┌─ Records for the exercise

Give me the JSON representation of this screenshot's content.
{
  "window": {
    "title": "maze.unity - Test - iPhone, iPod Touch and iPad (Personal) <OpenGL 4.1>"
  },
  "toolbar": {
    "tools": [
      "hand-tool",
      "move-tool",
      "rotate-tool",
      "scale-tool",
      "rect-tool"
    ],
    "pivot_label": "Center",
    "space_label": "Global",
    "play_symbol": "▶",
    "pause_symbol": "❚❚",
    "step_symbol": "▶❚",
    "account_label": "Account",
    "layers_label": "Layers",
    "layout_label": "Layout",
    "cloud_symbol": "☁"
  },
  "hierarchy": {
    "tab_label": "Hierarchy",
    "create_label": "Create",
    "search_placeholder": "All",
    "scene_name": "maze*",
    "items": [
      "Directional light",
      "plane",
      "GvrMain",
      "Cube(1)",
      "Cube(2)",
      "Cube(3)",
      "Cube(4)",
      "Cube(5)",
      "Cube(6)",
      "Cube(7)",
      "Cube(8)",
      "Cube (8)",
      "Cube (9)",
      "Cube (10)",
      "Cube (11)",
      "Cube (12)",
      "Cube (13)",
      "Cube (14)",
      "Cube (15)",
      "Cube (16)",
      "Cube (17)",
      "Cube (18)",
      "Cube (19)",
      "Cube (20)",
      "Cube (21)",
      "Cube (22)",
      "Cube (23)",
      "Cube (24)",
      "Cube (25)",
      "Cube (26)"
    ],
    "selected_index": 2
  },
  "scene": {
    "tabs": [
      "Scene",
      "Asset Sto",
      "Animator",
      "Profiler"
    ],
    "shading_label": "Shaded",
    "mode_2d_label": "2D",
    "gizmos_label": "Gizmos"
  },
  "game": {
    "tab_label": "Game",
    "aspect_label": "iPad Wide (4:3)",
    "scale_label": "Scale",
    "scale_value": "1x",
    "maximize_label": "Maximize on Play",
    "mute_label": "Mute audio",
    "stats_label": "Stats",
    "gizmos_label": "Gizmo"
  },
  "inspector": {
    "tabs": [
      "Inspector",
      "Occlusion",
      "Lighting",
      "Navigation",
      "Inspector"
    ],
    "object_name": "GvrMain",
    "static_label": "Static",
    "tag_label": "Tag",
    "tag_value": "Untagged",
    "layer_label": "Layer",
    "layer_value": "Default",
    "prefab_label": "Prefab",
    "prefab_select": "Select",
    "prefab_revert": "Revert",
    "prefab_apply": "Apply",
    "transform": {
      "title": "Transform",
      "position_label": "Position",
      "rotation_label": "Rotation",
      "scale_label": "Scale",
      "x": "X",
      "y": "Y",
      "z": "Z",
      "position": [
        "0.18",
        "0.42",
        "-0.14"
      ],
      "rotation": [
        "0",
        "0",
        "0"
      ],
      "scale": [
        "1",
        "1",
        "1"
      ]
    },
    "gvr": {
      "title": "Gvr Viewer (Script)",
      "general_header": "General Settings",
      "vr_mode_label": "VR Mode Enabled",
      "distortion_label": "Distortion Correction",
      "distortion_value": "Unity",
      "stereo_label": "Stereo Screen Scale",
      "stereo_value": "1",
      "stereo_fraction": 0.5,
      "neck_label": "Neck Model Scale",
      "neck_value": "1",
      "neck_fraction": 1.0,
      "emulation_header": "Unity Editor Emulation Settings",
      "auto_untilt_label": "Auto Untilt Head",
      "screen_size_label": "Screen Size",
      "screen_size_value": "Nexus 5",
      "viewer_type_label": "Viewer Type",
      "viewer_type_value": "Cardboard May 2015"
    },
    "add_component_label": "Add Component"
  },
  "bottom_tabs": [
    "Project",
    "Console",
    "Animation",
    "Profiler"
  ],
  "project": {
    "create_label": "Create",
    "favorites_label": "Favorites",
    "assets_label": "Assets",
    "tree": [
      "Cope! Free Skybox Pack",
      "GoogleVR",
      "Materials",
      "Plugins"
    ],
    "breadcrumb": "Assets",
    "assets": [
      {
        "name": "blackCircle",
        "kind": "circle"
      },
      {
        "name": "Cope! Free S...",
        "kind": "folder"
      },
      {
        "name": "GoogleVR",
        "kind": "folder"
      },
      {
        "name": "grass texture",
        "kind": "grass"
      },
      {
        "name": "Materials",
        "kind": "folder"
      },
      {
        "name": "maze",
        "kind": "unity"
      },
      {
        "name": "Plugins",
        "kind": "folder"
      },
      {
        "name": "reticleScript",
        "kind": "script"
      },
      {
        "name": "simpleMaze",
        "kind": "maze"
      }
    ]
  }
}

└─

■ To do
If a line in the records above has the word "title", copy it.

■ Solution
    "title": "maze.unity - Test - iPhone, iPod Touch and iPad (Personal) <OpenGL 4.1>"
      "title": "Transform",
      "title": "Gvr Viewer (Script)",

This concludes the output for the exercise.